__DIRECTIONS FOR THIS TASK__
Retype the records below exactly. Leave nothing out.

━━━━━ TASK INPUT ━━━━━

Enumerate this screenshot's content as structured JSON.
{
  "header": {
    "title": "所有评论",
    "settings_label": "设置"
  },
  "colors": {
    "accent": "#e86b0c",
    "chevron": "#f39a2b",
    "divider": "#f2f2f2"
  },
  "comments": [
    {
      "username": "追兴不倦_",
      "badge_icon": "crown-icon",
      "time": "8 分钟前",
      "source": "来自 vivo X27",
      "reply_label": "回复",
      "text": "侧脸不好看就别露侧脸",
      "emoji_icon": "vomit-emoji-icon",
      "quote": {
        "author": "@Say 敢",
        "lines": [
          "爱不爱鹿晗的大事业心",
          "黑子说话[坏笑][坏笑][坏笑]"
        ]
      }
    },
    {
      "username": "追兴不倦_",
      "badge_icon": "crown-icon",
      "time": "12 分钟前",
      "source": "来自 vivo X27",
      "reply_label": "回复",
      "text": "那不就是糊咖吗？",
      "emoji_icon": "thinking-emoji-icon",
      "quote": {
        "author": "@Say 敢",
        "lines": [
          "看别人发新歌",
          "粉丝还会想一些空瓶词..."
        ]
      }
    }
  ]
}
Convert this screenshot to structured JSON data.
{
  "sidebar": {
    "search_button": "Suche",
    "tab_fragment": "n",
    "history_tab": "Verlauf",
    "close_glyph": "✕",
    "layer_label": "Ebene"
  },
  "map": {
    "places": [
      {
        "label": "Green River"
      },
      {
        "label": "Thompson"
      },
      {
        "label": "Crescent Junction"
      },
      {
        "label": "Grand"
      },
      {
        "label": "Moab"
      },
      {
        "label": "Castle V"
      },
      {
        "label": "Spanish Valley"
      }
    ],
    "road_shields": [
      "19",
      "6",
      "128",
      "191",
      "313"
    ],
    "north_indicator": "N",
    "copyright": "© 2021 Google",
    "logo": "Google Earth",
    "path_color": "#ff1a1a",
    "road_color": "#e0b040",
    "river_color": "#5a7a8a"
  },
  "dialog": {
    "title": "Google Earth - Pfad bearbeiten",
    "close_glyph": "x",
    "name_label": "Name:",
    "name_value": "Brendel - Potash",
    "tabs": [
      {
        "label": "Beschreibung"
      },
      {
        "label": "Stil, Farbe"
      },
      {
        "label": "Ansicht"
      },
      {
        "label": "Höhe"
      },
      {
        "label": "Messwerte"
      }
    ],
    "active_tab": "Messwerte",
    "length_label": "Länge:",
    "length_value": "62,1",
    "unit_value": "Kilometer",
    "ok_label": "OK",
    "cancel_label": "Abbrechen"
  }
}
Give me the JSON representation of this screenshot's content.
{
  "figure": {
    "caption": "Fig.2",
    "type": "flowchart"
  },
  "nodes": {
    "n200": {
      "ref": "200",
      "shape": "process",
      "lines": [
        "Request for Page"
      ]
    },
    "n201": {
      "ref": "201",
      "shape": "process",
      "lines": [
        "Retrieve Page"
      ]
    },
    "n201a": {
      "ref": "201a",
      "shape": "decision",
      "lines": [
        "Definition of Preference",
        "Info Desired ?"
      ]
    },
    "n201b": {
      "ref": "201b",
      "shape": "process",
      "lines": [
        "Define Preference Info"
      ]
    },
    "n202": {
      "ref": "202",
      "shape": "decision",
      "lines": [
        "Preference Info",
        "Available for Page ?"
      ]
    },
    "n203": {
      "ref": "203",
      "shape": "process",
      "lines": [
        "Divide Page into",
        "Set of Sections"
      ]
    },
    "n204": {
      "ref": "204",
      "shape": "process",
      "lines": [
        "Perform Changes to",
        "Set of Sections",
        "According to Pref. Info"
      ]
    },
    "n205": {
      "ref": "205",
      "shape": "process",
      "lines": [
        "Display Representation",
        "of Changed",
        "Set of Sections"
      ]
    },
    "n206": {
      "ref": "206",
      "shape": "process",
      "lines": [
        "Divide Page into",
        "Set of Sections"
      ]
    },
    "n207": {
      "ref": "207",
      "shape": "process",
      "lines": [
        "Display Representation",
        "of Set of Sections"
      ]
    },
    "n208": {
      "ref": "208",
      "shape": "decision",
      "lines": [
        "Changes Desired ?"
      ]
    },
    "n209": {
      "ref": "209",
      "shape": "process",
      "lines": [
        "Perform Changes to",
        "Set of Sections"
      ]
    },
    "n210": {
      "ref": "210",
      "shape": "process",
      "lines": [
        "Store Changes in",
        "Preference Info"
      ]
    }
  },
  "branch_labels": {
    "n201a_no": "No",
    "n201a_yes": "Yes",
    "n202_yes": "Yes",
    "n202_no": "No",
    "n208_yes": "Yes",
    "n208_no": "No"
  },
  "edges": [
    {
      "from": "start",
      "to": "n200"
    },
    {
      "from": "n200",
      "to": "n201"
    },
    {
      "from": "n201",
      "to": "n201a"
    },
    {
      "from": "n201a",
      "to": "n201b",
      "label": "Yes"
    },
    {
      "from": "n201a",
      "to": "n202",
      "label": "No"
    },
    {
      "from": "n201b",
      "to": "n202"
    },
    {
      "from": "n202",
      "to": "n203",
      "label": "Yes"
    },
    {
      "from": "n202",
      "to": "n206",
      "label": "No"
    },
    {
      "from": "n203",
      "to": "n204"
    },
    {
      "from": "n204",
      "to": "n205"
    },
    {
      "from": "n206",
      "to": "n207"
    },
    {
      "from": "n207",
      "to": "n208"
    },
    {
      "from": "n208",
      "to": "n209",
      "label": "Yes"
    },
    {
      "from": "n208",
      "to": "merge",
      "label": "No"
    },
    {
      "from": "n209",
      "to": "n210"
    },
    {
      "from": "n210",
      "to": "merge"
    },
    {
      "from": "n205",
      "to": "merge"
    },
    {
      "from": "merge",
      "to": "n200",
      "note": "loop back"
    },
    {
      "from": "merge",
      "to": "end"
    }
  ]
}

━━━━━

__EXERCISE RESULT__
Enumerate this screenshot's content as structured JSON.
{
  "header": {
    "title": "所有评论",
    "settings_label": "设置"
  },
  "colors": {
    "accent": "#e86b0c",
    "chevron": "#f39a2b",
    "divider": "#f2f2f2"
  },
  "comments": [
    {
      "username": "追兴不倦_",
      "badge_icon": "crown-icon",
      "time": "8 分钟前",
      "source": "来自 vivo X27",
      "reply_label": "回复",
      "text": "侧脸不好看就别露侧脸",
      "emoji_icon": "vomit-emoji-icon",
      "quote": {
        "author": "@Say 敢",
        "lines": [
          "爱不爱鹿晗的大事业心",
          "黑子说话[坏笑][坏笑][坏笑]"
        ]
      }
    },
    {
      "username": "追兴不倦_",
      "badge_icon": "crown-icon",
      "time": "12 分钟前",
      "source": "来自 vivo X27",
      "reply_label": "回复",
      "text": "那不就是糊咖吗？",
      "emoji_icon": "thinking-emoji-icon",
      "quote": {
        "author": "@Say 敢",
        "lines": [
          "看别人发新歌",
          "粉丝还会想一些空瓶词..."
        ]
      }
    }
  ]
}
Convert this screenshot to structured JSON data.
{
  "sidebar": {
    "search_button": "Suche",
    "tab_fragment": "n",
    "history_tab": "Verlauf",
    "close_glyph": "✕",
    "layer_label": "Ebene"
  },
  "map": {
    "places": [
      {
        "label": "Green River"
      },
      {
        "label": "Thompson"
      },
      {
        "label": "Crescent Junction"
      },
      {
        "label": "Grand"
      },
      {
        "label": "Moab"
      },
      {
        "label": "Castle V"
      },
      {
        "label": "Spanish Valley"
      }
    ],
    "road_shields": [
      "19",
      "6",
      "128",
      "191",
      "313"
    ],
    "north_indicator": "N",
    "copyright": "© 2021 Google",
    "logo": "Google Earth",
    "path_color": "#ff1a1a",
    "road_color": "#e0b040",
    "river_color": "#5a7a8a"
  },
  "dialog": {
    "title": "Google Earth - Pfad bearbeiten",
    "close_glyph": "x",
    "name_label": "Name:",
    "name_value": "Brendel - Potash",
    "tabs": [
      {
        "label": "Beschreibung"
      },
      {
        "label": "Stil, Farbe"
      },
      {
        "label": "Ansicht"
      },
      {
        "label": "Höhe"
      },
      {
        "label": "Messwerte"
      }
    ],
    "active_tab": "Messwerte",
    "length_label": "Länge:",
    "length_value": "62,1",
    "unit_value": "Kilometer",
    "ok_label": "OK",
    "cancel_label": "Abbrechen"
  }
}
Give me the JSON representation of this screenshot's content.
{
  "figure": {
    "caption": "Fig.2",
    "type": "flowchart"
  },
  "nodes": {
    "n200": {
      "ref": "200",
      "shape": "process",
      "lines": [
        "Request for Page"
      ]
    },
    "n201": {
      "ref": "201",
      "shape": "process",
      "lines": [
        "Retrieve Page"
      ]
    },
    "n201a": {
      "ref": "201a",
      "shape": "decision",
      "lines": [
        "Definition of Preference",
        "Info Desired ?"
      ]
    },
    "n201b": {
      "ref": "201b",
      "shape": "process",
      "lines": [
        "Define Preference Info"
      ]
    },
    "n202": {
      "ref": "202",
      "shape": "decision",
      "lines": [
        "Preference Info",
        "Available for Page ?"
      ]
    },
    "n203": {
      "ref": "203",
      "shape": "process",
      "lines": [
        "Divide Page into",
        "Set of Sections"
      ]
    },
    "n204": {
      "ref": "204",
      "shape": "process",
      "lines": [
        "Perform Changes to",
        "Set of Sections",
        "According to Pref. Info"
      ]
    },
    "n205": {
      "ref": "205",
      "shape": "process",
      "lines": [
        "Display Representation",
        "of Changed",
        "Set of Sections"
      ]
    },
    "n206": {
      "ref": "206",
      "shape": "process",
      "lines": [
        "Divide Page into",
        "Set of Sections"
      ]
    },
    "n207": {
      "ref": "207",
      "shape": "process",
      "lines": [
        "Display Representation",
        "of Set of Sections"
      ]
    },
    "n208": {
      "ref": "208",
      "shape": "decision",
      "lines": [
        "Changes Desired ?"
      ]
    },
    "n209": {
      "ref": "209",
      "shape": "process",
      "lines": [
        "Perform Changes to",
        "Set of Sections"
      ]
    },
    "n210": {
      "ref": "210",
      "shape": "process",
      "lines": [
        "Store Changes in",
        "Preference Info"
      ]
    }
  },
  "branch_labels": {
    "n201a_no": "No",
    "n201a_yes": "Yes",
    "n202_yes": "Yes",
    "n202_no": "No",
    "n208_yes": "Yes",
    "n208_no": "No"
  },
  "edges": [
    {
      "from": "start",
      "to": "n200"
    },
    {
      "from": "n200",
      "to": "n201"
    },
    {
      "from": "n201",
      "to": "n201a"
    },
    {
      "from": "n201a",
      "to": "n201b",
      "label": "Yes"
    },
    {
      "from": "n201a",
      "to": "n202",
      "label": "No"
    },
    {
      "from": "n201b",
      "to": "n202"
    },
    {
      "from": "n202",
      "to": "n203",
      "label": "Yes"
    },
    {
      "from": "n202",
      "to": "n206",
      "label": "No"
    },
    {
      "from": "n203",
      "to": "n204"
    },
    {
      "from": "n204",
      "to": "n205"
    },
    {
      "from": "n206",
      "to": "n207"
    },
    {
      "from": "n207",
      "to": "n208"
    },
    {
      "from": "n208",
      "to": "n209",
      "label": "Yes"
    },
    {
      "from": "n208",
      "to": "merge",
      "label": "No"
    },
    {
      "from": "n209",
      "to": "n210"
    },
    {
      "from": "n210",
      "to": "merge"
    },
    {
      "from": "n205",
      "to": "merge"
    },
    {
      "from": "merge",
      "to": "n200",
      "note": "loop back"
    },
    {
      "from": "merge",
      "to": "end"
    }
  ]
}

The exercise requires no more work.